WHAT IS NEEDED → Each record has to be repeated exactly as given.

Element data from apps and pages
------------------------------
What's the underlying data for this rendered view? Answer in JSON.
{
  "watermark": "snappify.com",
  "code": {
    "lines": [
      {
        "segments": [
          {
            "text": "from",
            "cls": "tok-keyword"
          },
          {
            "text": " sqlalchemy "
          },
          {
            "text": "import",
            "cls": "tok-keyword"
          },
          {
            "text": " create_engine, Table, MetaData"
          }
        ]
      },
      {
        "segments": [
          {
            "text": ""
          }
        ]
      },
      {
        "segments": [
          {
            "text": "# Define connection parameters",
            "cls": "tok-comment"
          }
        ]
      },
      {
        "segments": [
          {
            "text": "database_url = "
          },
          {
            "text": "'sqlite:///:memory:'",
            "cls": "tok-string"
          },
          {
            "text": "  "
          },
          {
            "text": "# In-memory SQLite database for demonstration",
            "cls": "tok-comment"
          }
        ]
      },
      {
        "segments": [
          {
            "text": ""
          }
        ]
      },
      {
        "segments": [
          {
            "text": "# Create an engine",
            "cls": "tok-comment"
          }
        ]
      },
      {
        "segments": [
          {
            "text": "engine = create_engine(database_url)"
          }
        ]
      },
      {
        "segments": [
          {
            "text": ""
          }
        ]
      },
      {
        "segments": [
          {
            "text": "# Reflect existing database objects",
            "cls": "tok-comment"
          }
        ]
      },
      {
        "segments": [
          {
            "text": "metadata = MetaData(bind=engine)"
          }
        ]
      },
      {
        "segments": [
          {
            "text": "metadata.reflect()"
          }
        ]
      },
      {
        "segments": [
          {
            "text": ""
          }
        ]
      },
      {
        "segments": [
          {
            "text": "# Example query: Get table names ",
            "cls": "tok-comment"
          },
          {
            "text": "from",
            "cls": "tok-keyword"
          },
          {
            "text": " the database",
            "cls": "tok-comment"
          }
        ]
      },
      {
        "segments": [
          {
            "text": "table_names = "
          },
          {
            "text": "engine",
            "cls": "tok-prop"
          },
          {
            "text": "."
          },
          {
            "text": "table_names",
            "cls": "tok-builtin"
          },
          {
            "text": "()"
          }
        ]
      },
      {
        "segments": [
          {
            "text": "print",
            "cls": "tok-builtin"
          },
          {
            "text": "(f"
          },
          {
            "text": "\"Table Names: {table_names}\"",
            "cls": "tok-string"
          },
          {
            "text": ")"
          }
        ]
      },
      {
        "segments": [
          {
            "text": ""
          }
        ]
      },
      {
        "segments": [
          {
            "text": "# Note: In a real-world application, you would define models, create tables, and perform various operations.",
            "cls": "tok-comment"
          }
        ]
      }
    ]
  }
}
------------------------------
OUTPUT →
What's the underlying data for this rendered view? Answer in JSON.
{
  "watermark": "snappify.com",
  "code": {
    "lines": [
      {
        "segments": [
          {
            "text": "from",
            "cls": "tok-keyword"
          },
          {
            "text": " sqlalchemy "
          },
          {
            "text": "import",
            "cls": "tok-keyword"
          },
          {
            "text": " create_engine, Table, MetaData"
          }
        ]
      },
      {
        "segments": [
          {
            "text": ""
          }
        ]
      },
      {
        "segments": [
          {
            "text": "# Define connection parameters",
            "cls": "tok-comment"
          }
        ]
      },
      {
        "segments": [
          {
            "text": "database_url = "
          },
          {
            "text": "'sqlite:///:memory:'",
            "cls": "tok-string"
          },
          {
            "text": "  "
          },
          {
            "text": "# In-memory SQLite database for demonstration",
            "cls": "tok-comment"
          }
        ]
      },
      {
        "segments": [
          {
            "text": ""
          }
        ]
      },
      {
        "segments": [
          {
            "text": "# Create an engine",
            "cls": "tok-comment"
          }
        ]
      },
      {
        "segments": [
          {
            "text": "engine = create_engine(database_url)"
          }
        ]
      },
      {
        "segments": [
          {
            "text": ""
          }
        ]
      },
      {
        "segments": [
          {
            "text": "# Reflect existing database objects",
            "cls": "tok-comment"
          }
        ]
      },
      {
        "segments": [
          {
            "text": "metadata = MetaData(bind=engine)"
          }
        ]
      },
      {
        "segments": [
          {
            "text": "metadata.reflect()"
          }
        ]
      },
      {
        "segments": [
          {
            "text": ""
          }
        ]
      },
      {
        "segments": [
          {
            "text": "# Example query: Get table names ",
            "cls": "tok-comment"
          },
          {
            "text": "from",
            "cls": "tok-keyword"
          },
          {
            "text": " the database",
            "cls": "tok-comment"
          }
        ]
      },
      {
        "segments": [
          {
            "text": "table_names = "
          },
          {
            "text": "engine",
            "cls": "tok-prop"
          },
          {
            "text": "."
          },
          {
            "text": "table_names",
            "cls": "tok-builtin"
          },
          {
            "text": "()"
          }
        ]
      },
      {
        "segments": [
          {
            "text": "print",
            "cls": "tok-builtin"
          },
          {
            "text": "(f"
          },
          {
            "text": "\"Table Names: {table_names}\"",
            "cls": "tok-string"
          },
          {
            "text": ")"
          }
        ]
      },
      {
        "segments": [
          {
            "text": ""
          }
        ]
      },
      {
        "segments": [
          {
            "text": "# Note: In a real-world application, you would define models, create tables, and perform various operations.",
            "cls": "tok-comment"
          }
        ]
      }
    ]
  }
}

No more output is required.